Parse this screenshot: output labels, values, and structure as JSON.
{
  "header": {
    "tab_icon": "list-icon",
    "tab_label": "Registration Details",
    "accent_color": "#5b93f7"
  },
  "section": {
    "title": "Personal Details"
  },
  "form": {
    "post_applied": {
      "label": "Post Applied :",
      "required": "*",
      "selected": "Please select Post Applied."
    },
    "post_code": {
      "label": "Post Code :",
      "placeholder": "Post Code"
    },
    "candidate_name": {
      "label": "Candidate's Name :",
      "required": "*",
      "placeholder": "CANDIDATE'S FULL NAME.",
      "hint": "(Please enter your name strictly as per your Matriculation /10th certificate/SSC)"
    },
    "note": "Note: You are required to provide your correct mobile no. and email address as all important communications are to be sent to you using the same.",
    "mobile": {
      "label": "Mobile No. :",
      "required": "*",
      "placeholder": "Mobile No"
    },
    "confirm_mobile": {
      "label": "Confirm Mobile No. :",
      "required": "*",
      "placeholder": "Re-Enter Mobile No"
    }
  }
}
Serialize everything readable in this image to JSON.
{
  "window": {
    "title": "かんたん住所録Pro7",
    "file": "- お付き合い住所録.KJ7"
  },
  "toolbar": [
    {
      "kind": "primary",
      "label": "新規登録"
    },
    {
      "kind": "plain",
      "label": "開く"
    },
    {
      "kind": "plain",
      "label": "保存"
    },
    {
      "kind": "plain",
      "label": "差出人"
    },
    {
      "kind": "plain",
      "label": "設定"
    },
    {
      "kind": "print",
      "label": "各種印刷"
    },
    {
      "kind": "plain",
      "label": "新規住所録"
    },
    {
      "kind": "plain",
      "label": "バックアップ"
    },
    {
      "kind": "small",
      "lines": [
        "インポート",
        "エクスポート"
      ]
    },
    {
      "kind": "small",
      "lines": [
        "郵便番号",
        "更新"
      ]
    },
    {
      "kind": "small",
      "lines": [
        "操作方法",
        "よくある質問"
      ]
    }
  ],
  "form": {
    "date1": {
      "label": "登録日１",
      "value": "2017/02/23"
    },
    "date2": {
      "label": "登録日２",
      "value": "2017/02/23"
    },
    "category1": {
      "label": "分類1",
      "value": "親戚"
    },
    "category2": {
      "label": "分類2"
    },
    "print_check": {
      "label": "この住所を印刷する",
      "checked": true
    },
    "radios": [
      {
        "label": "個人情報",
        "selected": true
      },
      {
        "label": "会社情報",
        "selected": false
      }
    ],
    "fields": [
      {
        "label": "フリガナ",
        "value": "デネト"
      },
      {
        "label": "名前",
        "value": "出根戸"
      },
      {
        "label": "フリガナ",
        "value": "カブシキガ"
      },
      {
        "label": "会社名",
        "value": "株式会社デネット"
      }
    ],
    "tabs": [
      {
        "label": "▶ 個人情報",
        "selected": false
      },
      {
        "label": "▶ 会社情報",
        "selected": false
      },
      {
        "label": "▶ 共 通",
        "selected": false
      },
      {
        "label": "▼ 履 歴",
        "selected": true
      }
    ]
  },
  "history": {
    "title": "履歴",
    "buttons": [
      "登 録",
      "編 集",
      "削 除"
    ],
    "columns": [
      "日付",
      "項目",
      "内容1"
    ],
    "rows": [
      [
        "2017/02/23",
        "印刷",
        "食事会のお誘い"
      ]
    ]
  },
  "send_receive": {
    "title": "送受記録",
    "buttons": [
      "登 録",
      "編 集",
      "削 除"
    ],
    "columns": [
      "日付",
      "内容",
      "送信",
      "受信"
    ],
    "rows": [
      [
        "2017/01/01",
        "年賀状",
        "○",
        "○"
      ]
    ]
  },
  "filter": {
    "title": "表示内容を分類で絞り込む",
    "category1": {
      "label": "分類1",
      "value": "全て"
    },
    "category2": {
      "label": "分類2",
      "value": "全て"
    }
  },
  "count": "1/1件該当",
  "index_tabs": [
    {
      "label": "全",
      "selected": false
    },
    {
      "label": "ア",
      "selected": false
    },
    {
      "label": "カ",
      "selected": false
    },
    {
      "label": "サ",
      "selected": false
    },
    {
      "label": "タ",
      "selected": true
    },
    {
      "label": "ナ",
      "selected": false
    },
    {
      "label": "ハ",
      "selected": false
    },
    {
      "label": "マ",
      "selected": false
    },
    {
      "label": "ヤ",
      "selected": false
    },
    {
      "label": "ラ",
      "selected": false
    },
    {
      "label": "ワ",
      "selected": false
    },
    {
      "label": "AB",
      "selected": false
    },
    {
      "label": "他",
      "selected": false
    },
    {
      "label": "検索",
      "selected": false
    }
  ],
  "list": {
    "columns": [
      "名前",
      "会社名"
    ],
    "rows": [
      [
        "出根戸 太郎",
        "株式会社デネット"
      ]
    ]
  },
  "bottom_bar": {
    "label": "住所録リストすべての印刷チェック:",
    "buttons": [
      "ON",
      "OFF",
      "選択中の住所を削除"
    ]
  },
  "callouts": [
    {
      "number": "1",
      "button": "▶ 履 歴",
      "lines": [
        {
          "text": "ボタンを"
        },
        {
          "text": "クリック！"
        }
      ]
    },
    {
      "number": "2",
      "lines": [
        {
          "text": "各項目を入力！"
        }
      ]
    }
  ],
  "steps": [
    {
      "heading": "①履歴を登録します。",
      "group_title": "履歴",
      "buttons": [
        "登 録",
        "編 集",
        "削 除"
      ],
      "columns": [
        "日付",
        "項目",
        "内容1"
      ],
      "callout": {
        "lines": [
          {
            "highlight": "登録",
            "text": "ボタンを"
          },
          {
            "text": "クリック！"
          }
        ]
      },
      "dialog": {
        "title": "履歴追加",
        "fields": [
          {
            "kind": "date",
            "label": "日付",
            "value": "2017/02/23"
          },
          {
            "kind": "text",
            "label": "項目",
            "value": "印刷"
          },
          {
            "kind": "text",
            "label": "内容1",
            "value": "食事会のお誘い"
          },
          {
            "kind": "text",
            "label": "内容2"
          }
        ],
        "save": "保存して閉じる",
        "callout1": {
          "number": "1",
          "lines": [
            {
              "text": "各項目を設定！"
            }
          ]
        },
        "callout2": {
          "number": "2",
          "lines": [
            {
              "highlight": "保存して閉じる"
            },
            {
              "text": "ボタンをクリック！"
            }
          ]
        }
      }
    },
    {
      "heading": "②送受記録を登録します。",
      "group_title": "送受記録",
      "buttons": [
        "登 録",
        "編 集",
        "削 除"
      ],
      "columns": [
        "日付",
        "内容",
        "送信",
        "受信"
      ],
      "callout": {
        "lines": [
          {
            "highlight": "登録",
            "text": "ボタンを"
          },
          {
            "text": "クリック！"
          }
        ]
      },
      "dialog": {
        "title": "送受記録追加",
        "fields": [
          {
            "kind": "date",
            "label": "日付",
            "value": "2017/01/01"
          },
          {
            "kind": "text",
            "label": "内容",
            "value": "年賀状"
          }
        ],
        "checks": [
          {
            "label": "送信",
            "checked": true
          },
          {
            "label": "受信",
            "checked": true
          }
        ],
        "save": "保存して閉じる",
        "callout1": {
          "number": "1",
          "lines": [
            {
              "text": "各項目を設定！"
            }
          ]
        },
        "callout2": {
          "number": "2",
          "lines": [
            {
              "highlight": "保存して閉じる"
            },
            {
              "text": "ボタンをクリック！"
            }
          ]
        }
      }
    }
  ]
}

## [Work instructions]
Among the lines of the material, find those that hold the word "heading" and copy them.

## [Exercise output]
      "heading": "①履歴を登録します。",
      "heading": "②送受記録を登録します。",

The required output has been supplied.